I’ve never fainted in my life, so the faint was the first shock. On top of that, it never occurred to me that I might have broken my ankle. That was shock no 2. How could it be broken when I walked on it, albeit painfully, for 2 days? Right after I fainted, I went to my doctor who was more concerned about the faint than the sprain. He didn’t even look at my ankle. If he had, he probably would have sent me straight to A&E.
Shock no 3 was Thursday morning at the Fracture Clinic in the main hospital, where the consultant looked at my x-rays. ‘This fracture needs pinning’, he said, ‘or you will get arthritis in the joint. We’ll do it today. When did you last eat?’ I couldn’t believe it. I had seen the x-ray and the bone wasn’t displaced, so I thought they would just re-plaster it and send me on my way.
Because I had eaten a banana at 9 o’clock, they would not operate until at least 3pm, so I was taken to a bed in a ward to wait my turn.

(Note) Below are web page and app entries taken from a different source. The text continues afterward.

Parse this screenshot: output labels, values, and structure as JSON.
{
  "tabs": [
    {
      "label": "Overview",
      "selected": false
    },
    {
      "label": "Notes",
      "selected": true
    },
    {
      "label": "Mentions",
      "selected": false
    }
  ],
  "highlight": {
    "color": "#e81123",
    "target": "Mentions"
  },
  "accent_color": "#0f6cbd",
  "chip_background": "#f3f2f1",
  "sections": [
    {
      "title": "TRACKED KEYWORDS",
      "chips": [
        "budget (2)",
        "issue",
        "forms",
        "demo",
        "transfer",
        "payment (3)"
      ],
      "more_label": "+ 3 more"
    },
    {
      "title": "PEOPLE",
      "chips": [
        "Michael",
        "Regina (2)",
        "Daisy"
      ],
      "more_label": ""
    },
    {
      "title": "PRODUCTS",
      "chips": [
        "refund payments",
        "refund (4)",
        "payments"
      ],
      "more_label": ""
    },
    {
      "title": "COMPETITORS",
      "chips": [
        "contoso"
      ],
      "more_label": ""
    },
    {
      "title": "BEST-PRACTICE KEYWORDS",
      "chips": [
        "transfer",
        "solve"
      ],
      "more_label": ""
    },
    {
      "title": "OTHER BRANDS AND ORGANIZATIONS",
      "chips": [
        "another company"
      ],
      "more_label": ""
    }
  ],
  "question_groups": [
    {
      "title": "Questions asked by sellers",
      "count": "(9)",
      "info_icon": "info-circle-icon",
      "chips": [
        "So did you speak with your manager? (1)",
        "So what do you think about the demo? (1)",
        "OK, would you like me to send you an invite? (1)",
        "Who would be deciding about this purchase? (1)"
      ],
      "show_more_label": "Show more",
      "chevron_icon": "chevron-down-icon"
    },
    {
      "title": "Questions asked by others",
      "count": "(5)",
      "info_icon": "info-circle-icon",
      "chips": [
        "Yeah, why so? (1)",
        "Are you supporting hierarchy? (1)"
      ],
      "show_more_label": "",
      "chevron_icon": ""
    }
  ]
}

I’m usually fit and well, so a hospital is an unfamiliar environment to me. Still reeling from the shock of my situation, I was a brave girl and waited patiently, trying to read the paper and swapping text messages with the OH. I had already seen 4 different doctors and 3 nurses, who were all terribly careful about taking my history and explaining the procedure. The anaesthetist marked a big black arrow on my knee pointing towards my ankle, which I found rather comical, since they could hardly do the wrong leg – as if the plaster and the black and blue swollen ankle underneath it wasn’t enough of a clue. The battery on my phone was very low and 3 o’clock came and went and I was still waiting. My leg started to throb and I was suddenly very tired. I lay down on the bed and the tears came.
The nurse came to tell me it was time to get the dreaded gown on and found me a blubbering mess. Far from telling me to pull myself together, she kindly fetched me tissues. The theatre nurses were just as patient with me. ‘Are you feeling anxious sweetheart?’ But I wasn’t anxious about the procedure or the anaesthetic. I just couldn’t believe this was happening. I didn’t much like the idea of pieces of metal being placed permanently in my leg, all because I had fainted – the very first shock of the week which still needs investigating.
I was processed very efficiently and very well looked after on the ward during the night. It helped that the lady in the next bed was friendly and talkative. She had just had her entire shoulder replaced. I realised that the other 4 women on the ward were also suffering much more than me, including a young mother who had broken both her legs and 3 ribs trying to reach her child. At least I had one fit leg to hobble on.
The surgeon came to see me and told me the operation had gone well. But it was essential that I rest with my leg elevated for 2 weeks. I was still under the impression that I could go to work on Monday, on crutches. He said absolutely not. If I put any weight on my injured ankle, I could undo all his good work. Get a sick note and stay at home. This was another blow. I work in a very small company and my absence for 2 weeks or more would be hugely inconvenient. I started to think about contingencies and how much work I could do from home.
Back at home, our entire routine has changed. I can’t walk very far, or stand for very long. I can’t carry things around as I don’t have free hands. I can’t drive. Getting up and down the stairs is tiring and I’m scared of losing my balance. OH has had to take over all of the shopping and housework. During my first night back at home, the hospital drugs wore off completely and I woke at 5am thinking I was being stabbed in the ankle. The pain was very frightening and I screamed at the OH to fetch my painkillers. No-one had warned me it would be this painful after the operation, but I’m glad they didn’t. Now I understood why they fed me painkillers every 4 hours and gave me a large stock to take home with me.
Writing this has helped me to process the shock. Thank goodness for blogging! Slowly I am getting stronger. The weather is beautiful and I am surrounded by my hot, sleepy, snuggly cats.
Till next time,